- **PROBLEM STATEMENT**
Find the lines of data that contain the string "name", then list them.
*** DATA RECORDS
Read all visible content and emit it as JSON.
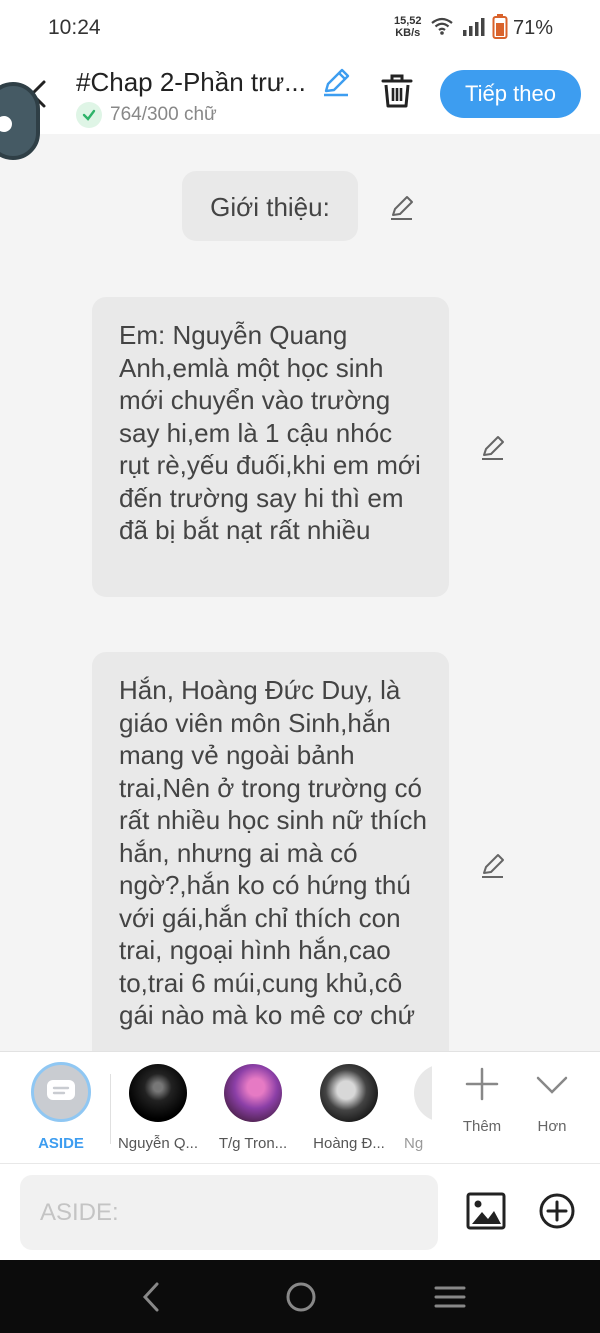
{
  "status_bar": {
    "time": "10:24",
    "net_speed_top": "15,52",
    "net_speed_bottom": "KB/s",
    "battery_pct": "71%"
  },
  "header": {
    "title": "#Chap 2-Phần trư...",
    "word_count": "764/300 chữ",
    "next_label": "Tiếp theo"
  },
  "messages": [
    {
      "text": "Giới thiệu:"
    },
    {
      "text": "Em: Nguyễn Quang Anh,emlà một học sinh mới chuyển vào trường say hi,em là 1 cậu nhóc rụt rè,yếu đuối,khi em mới đến trường say hi thì em đã bị bắt nạt rất nhiều"
    },
    {
      "text": "Hắn, Hoàng Đức Duy, là giáo viên môn Sinh,hắn mang vẻ ngoài bảnh trai,Nên ở trong trường có rất nhiều học sinh nữ thích hắn, nhưng ai mà có ngờ?,hắn ko có hứng thú với gái,hắn chỉ thích con trai, ngoại hình hắn,cao to,trai 6 múi,cung khủ,cô gái nào mà ko mê cơ chứ"
    }
  ],
  "characters": [
    {
      "name": "ASIDE"
    },
    {
      "name": "Nguyễn Q..."
    },
    {
      "name": "T/g Tron..."
    },
    {
      "name": "Hoàng Đ..."
    },
    {
      "name": "Ng"
    }
  ],
  "tools": {
    "more_label": "Thêm",
    "collapse_label": "Hơn"
  },
  "input": {
    "placeholder": "ASIDE:"
  },
  "colors": {
    "accent": "#3d9df0",
    "bubble": "#e9e9e9",
    "background": "#f4f4f4"
  }
}
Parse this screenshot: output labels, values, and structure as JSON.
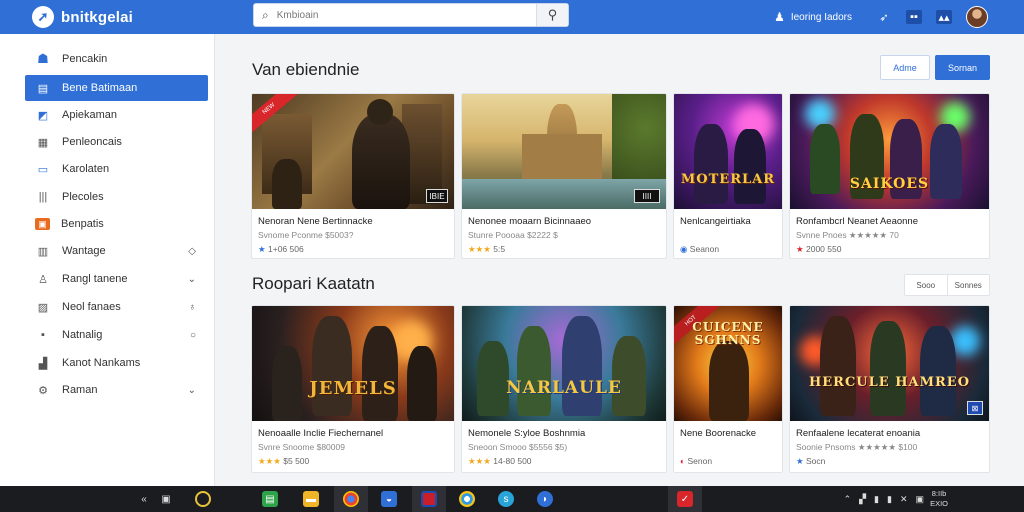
{
  "app": {
    "name": "bnitkgelai"
  },
  "search": {
    "placeholder": "Kmbioain"
  },
  "header": {
    "user_label": "Ieoring Iadors"
  },
  "sidebar": {
    "items": [
      {
        "label": "Pencakin",
        "icon": "person-icon",
        "glyph": "☗"
      },
      {
        "label": "Bene Batimaan",
        "icon": "calendar-icon",
        "glyph": "▤"
      },
      {
        "label": "Apiekaman",
        "icon": "app-icon",
        "glyph": "◩"
      },
      {
        "label": "Penleoncais",
        "icon": "grid-icon",
        "glyph": "▦"
      },
      {
        "label": "Karolaten",
        "icon": "window-icon",
        "glyph": "▭"
      },
      {
        "label": "Plecoles",
        "icon": "columns-icon",
        "glyph": "|||"
      },
      {
        "label": "Benpatis",
        "icon": "gamepad-icon",
        "glyph": "▣"
      },
      {
        "label": "Wantage",
        "icon": "calendar-icon",
        "glyph": "▥",
        "right": "◇"
      },
      {
        "label": "Rangl tanene",
        "icon": "person-outline-icon",
        "glyph": "♙",
        "right": "⌄"
      },
      {
        "label": "Neol fanaes",
        "icon": "image-icon",
        "glyph": "▨",
        "right": "♁"
      },
      {
        "label": "Natnalig",
        "icon": "square-dot-icon",
        "glyph": "▪",
        "right": "○"
      },
      {
        "label": "Kanot Nankams",
        "icon": "bar-chart-icon",
        "glyph": "▟"
      },
      {
        "label": "Raman",
        "icon": "gear-icon",
        "glyph": "⚙",
        "right": "⌄"
      }
    ]
  },
  "sections": [
    {
      "title": "Van ebiendnie",
      "buttons": [
        "Adme",
        "Sornan"
      ]
    },
    {
      "title": "Roopari Kaatatn",
      "segments": [
        "Sooo",
        "Sonnes"
      ]
    }
  ],
  "cards": [
    {
      "title": "Nenoran Nene Bertinnacke",
      "meta": "Svnome Pconme $5003?",
      "rating": "1+06 506",
      "stars": "★",
      "corner": "IBIE"
    },
    {
      "title": "Nenonee moaarn Bicinnaaeo",
      "meta": "Stunre Poooaa $2222 $",
      "rating": "5:5",
      "stars": "★★★"
    },
    {
      "title": "Nenlcangeirtiaka",
      "meta": "",
      "rating": "Seanon",
      "stars": "",
      "art": "MOTERLAR"
    },
    {
      "title": "Ronfambcrl Neanet Aeaonne",
      "meta": "Svnne Pnoes ★★★★★ 70",
      "rating": "2000 550",
      "stars": "★",
      "art": "SAIKOES"
    },
    {
      "title": "Nenoaalle Inclie Fiechernanel",
      "meta": "Svnre Snoome $80009",
      "rating": "$5 500",
      "stars": "★★★",
      "art": "JEMELS"
    },
    {
      "title": "Nemonele S:yloe Boshnmia",
      "meta": "Sneoon Smooo $5556 $5)",
      "rating": "14-80 500",
      "stars": "★★★",
      "art": "NARLAULE"
    },
    {
      "title": "Nene Boorenacke",
      "meta": "",
      "rating": "Senon",
      "stars": "",
      "art": "CUICENE SGHNNS"
    },
    {
      "title": "Renfaalene lecaterat enoania",
      "meta": "Soonie Pnsoms ★★★★★ $100",
      "rating": "Socn",
      "stars": "★",
      "art": "HERCULE HAMREO"
    }
  ]
}
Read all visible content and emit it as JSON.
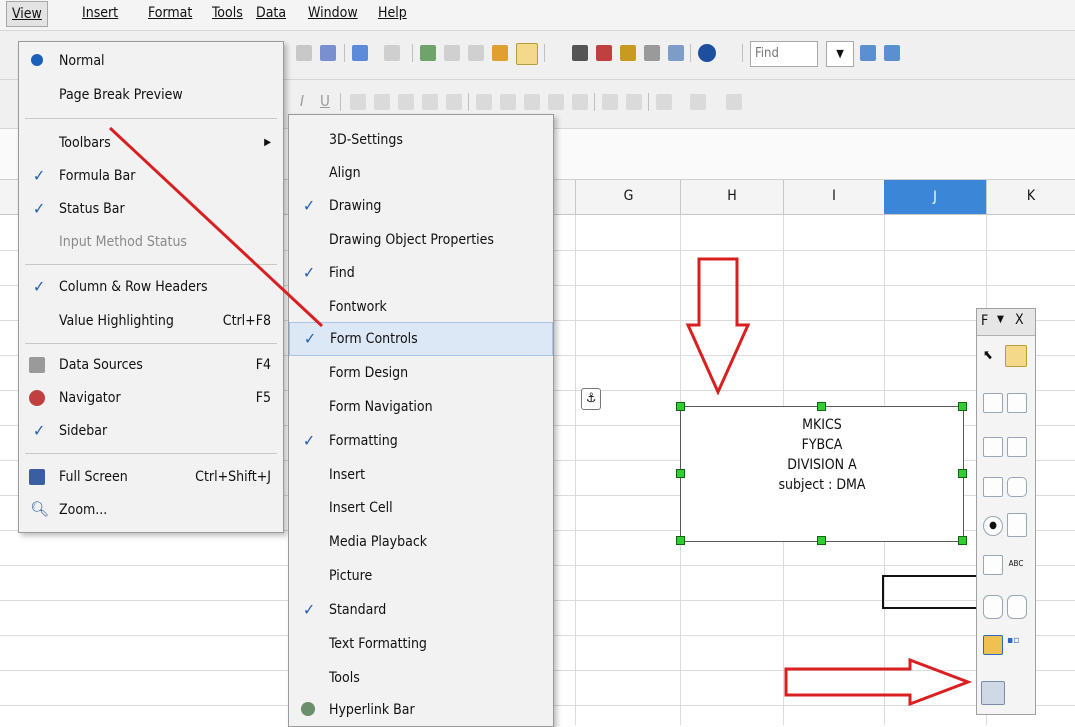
{
  "menubar": [
    "View",
    "Insert",
    "Format",
    "Tools",
    "Data",
    "Window",
    "Help"
  ],
  "toolbar": {
    "find_placeholder": "Find"
  },
  "columns": [
    "G",
    "H",
    "I",
    "J",
    "K"
  ],
  "view_menu": [
    {
      "label": "Normal",
      "mark": "radio",
      "shortcut": ""
    },
    {
      "label": "Page Break Preview",
      "mark": "",
      "shortcut": ""
    },
    {
      "label": "Toolbars",
      "mark": "",
      "shortcut": "",
      "submenu": true
    },
    {
      "label": "Formula Bar",
      "mark": "check",
      "shortcut": ""
    },
    {
      "label": "Status Bar",
      "mark": "check",
      "shortcut": ""
    },
    {
      "label": "Input Method Status",
      "mark": "",
      "shortcut": "",
      "disabled": true
    },
    {
      "label": "Column & Row Headers",
      "mark": "check",
      "shortcut": ""
    },
    {
      "label": "Value Highlighting",
      "mark": "",
      "shortcut": "Ctrl+F8"
    },
    {
      "label": "Data Sources",
      "mark": "datasource-icon",
      "shortcut": "F4"
    },
    {
      "label": "Navigator",
      "mark": "navigator-icon",
      "shortcut": "F5"
    },
    {
      "label": "Sidebar",
      "mark": "check",
      "shortcut": ""
    },
    {
      "label": "Full Screen",
      "mark": "fullscreen-icon",
      "shortcut": "Ctrl+Shift+J"
    },
    {
      "label": "Zoom...",
      "mark": "zoom-icon",
      "shortcut": ""
    }
  ],
  "toolbars_submenu": [
    {
      "label": "3D-Settings",
      "checked": false
    },
    {
      "label": "Align",
      "checked": false
    },
    {
      "label": "Drawing",
      "checked": true
    },
    {
      "label": "Drawing Object Properties",
      "checked": false
    },
    {
      "label": "Find",
      "checked": true
    },
    {
      "label": "Fontwork",
      "checked": false
    },
    {
      "label": "Form Controls",
      "checked": true,
      "highlighted": true
    },
    {
      "label": "Form Design",
      "checked": false
    },
    {
      "label": "Form Navigation",
      "checked": false
    },
    {
      "label": "Formatting",
      "checked": true
    },
    {
      "label": "Insert",
      "checked": false
    },
    {
      "label": "Insert Cell",
      "checked": false
    },
    {
      "label": "Media Playback",
      "checked": false
    },
    {
      "label": "Picture",
      "checked": false
    },
    {
      "label": "Standard",
      "checked": true
    },
    {
      "label": "Text Formatting",
      "checked": false
    },
    {
      "label": "Tools",
      "checked": false
    },
    {
      "label": "Hyperlink Bar",
      "checked": false,
      "icon": "hyperlink-icon"
    }
  ],
  "textbox": {
    "lines": [
      "MKICS",
      "FYBCA",
      "DIVISION A",
      "subject : DMA"
    ]
  },
  "form_toolbar": {
    "title": "F",
    "close": "X"
  },
  "colors": {
    "arrow": "#d91f1f",
    "accent": "#1d5fb8",
    "selected_col": "#3b86d6"
  }
}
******
- **THE COMPLETED TASK**
      "name": "ASIDE"
      "name": "Nguyễn Q..."
      "name": "T/g Tron..."
      "name": "Hoàng Đ..."
      "name": "Ng"
    "name": "bnitkgelai"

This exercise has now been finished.